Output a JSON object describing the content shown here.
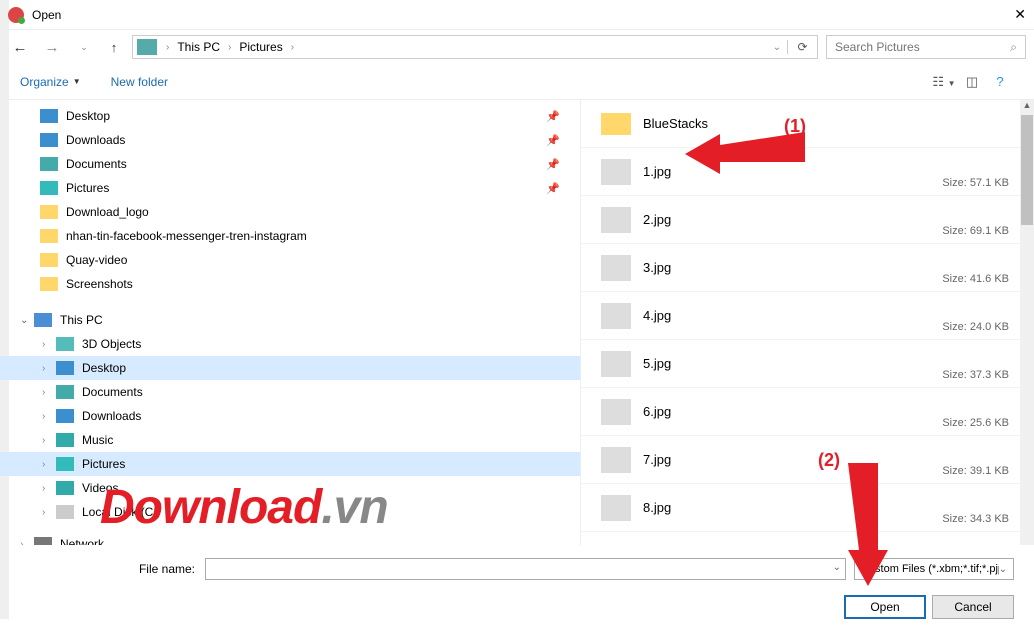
{
  "title": "Open",
  "breadcrumb": {
    "seg1": "This PC",
    "seg2": "Pictures"
  },
  "search": {
    "placeholder": "Search Pictures"
  },
  "toolbar": {
    "organize": "Organize",
    "newfolder": "New folder"
  },
  "tree": [
    {
      "label": "Desktop",
      "icon": "desktop",
      "pin": true
    },
    {
      "label": "Downloads",
      "icon": "download",
      "pin": true
    },
    {
      "label": "Documents",
      "icon": "docs",
      "pin": true
    },
    {
      "label": "Pictures",
      "icon": "pics",
      "pin": true
    },
    {
      "label": "Download_logo",
      "icon": "folder"
    },
    {
      "label": "nhan-tin-facebook-messenger-tren-instagram",
      "icon": "folder"
    },
    {
      "label": "Quay-video",
      "icon": "folder"
    },
    {
      "label": "Screenshots",
      "icon": "folder"
    }
  ],
  "thispc": {
    "label": "This PC",
    "children": [
      {
        "label": "3D Objects",
        "icon": "3d"
      },
      {
        "label": "Desktop",
        "icon": "desktop",
        "selected": true
      },
      {
        "label": "Documents",
        "icon": "docs"
      },
      {
        "label": "Downloads",
        "icon": "download"
      },
      {
        "label": "Music",
        "icon": "music"
      },
      {
        "label": "Pictures",
        "icon": "pics",
        "selected": true
      },
      {
        "label": "Videos",
        "icon": "video"
      },
      {
        "label": "Local Disk (C:)",
        "icon": "disk"
      }
    ]
  },
  "network": {
    "label": "Network"
  },
  "files": [
    {
      "name": "BlueStacks",
      "folder": true
    },
    {
      "name": "1.jpg",
      "size": "Size: 57.1 KB"
    },
    {
      "name": "2.jpg",
      "size": "Size: 69.1 KB"
    },
    {
      "name": "3.jpg",
      "size": "Size: 41.6 KB"
    },
    {
      "name": "4.jpg",
      "size": "Size: 24.0 KB"
    },
    {
      "name": "5.jpg",
      "size": "Size: 37.3 KB"
    },
    {
      "name": "6.jpg",
      "size": "Size: 25.6 KB"
    },
    {
      "name": "7.jpg",
      "size": "Size: 39.1 KB"
    },
    {
      "name": "8.jpg",
      "size": "Size: 34.3 KB"
    }
  ],
  "footer": {
    "filenameLabel": "File name:",
    "filter": "Custom Files (*.xbm;*.tif;*.pjp;*",
    "open": "Open",
    "cancel": "Cancel"
  },
  "annotations": {
    "a1": "(1)",
    "a2": "(2)"
  },
  "watermark": {
    "main": "Download",
    "suffix": ".vn"
  }
}
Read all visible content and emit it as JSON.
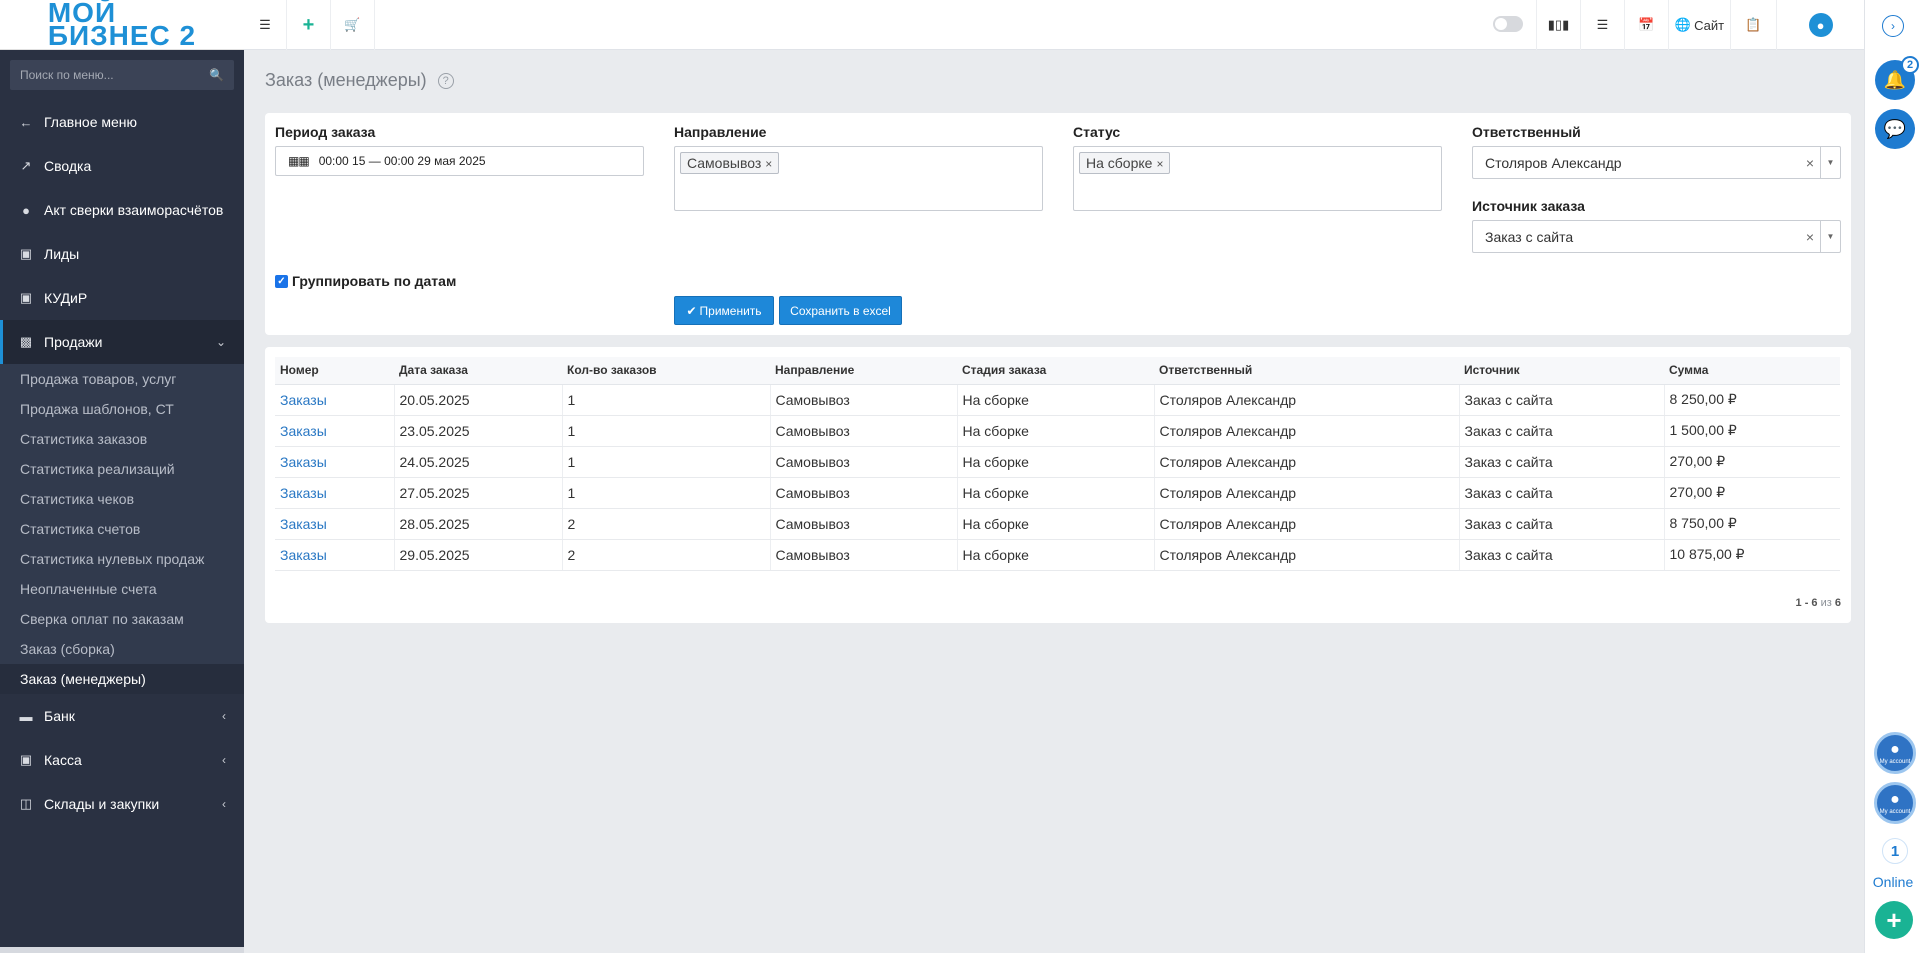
{
  "logo": {
    "line1": "МОЙ",
    "line2": "БИЗНЕС 2"
  },
  "sidebar": {
    "search_placeholder": "Поиск по меню...",
    "items": [
      {
        "label": "Главное меню",
        "icon": "arrow-left-icon"
      },
      {
        "label": "Сводка",
        "icon": "chart-line-icon"
      },
      {
        "label": "Акт сверки взаиморасчётов",
        "icon": "users-icon"
      },
      {
        "label": "Лиды",
        "icon": "contact-card-icon"
      },
      {
        "label": "КУДиР",
        "icon": "contact-card-icon"
      },
      {
        "label": "Продажи",
        "icon": "bar-chart-icon"
      },
      {
        "label": "Банк",
        "icon": "credit-card-icon"
      },
      {
        "label": "Касса",
        "icon": "cash-icon"
      },
      {
        "label": "Склады и закупки",
        "icon": "box-icon"
      }
    ],
    "sales_submenu": [
      "Продажа товаров, услуг",
      "Продажа шаблонов, СТ",
      "Статистика заказов",
      "Статистика реализаций",
      "Статистика чеков",
      "Статистика счетов",
      "Статистика нулевых продаж",
      "Неоплаченные счета",
      "Сверка оплат по заказам",
      "Заказ (сборка)",
      "Заказ (менеджеры)"
    ]
  },
  "topbar": {
    "site_label": "Сайт"
  },
  "rightrail": {
    "notifications_count": "2",
    "account_label": "My account",
    "online_count": "1",
    "online_label": "Online"
  },
  "page": {
    "title": "Заказ (менеджеры)",
    "help": "?"
  },
  "filters": {
    "period_label": "Период заказа",
    "period_value": "00:00 15 — 00:00 29 мая 2025",
    "direction_label": "Направление",
    "direction_tags": [
      "Самовывоз"
    ],
    "status_label": "Статус",
    "status_tags": [
      "На сборке"
    ],
    "responsible_label": "Ответственный",
    "responsible_value": "Столяров Александр",
    "source_label": "Источник заказа",
    "source_value": "Заказ с сайта",
    "group_by_dates_label": "Группировать по датам",
    "apply_label": "Применить",
    "excel_label": "Сохранить в excel"
  },
  "table": {
    "headers": [
      "Номер",
      "Дата заказа",
      "Кол-во заказов",
      "Направление",
      "Стадия заказа",
      "Ответственный",
      "Источник",
      "Сумма"
    ],
    "rows": [
      [
        "Заказы",
        "20.05.2025",
        "1",
        "Самовывоз",
        "На сборке",
        "Столяров Александр",
        "Заказ с сайта",
        "8 250,00 ₽"
      ],
      [
        "Заказы",
        "23.05.2025",
        "1",
        "Самовывоз",
        "На сборке",
        "Столяров Александр",
        "Заказ с сайта",
        "1 500,00 ₽"
      ],
      [
        "Заказы",
        "24.05.2025",
        "1",
        "Самовывоз",
        "На сборке",
        "Столяров Александр",
        "Заказ с сайта",
        "270,00 ₽"
      ],
      [
        "Заказы",
        "27.05.2025",
        "1",
        "Самовывоз",
        "На сборке",
        "Столяров Александр",
        "Заказ с сайта",
        "270,00 ₽"
      ],
      [
        "Заказы",
        "28.05.2025",
        "2",
        "Самовывоз",
        "На сборке",
        "Столяров Александр",
        "Заказ с сайта",
        "8 750,00 ₽"
      ],
      [
        "Заказы",
        "29.05.2025",
        "2",
        "Самовывоз",
        "На сборке",
        "Столяров Александр",
        "Заказ с сайта",
        "10 875,00 ₽"
      ]
    ],
    "pager": {
      "range": "1 - 6",
      "of_label": "из",
      "total": "6"
    }
  }
}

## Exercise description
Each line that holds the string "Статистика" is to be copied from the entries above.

## Exercise answer
      "Статистика заказов",
      "Статистика реализаций",
      "Статистика чеков",
      "Статистика счетов",
      "Статистика нулевых продаж",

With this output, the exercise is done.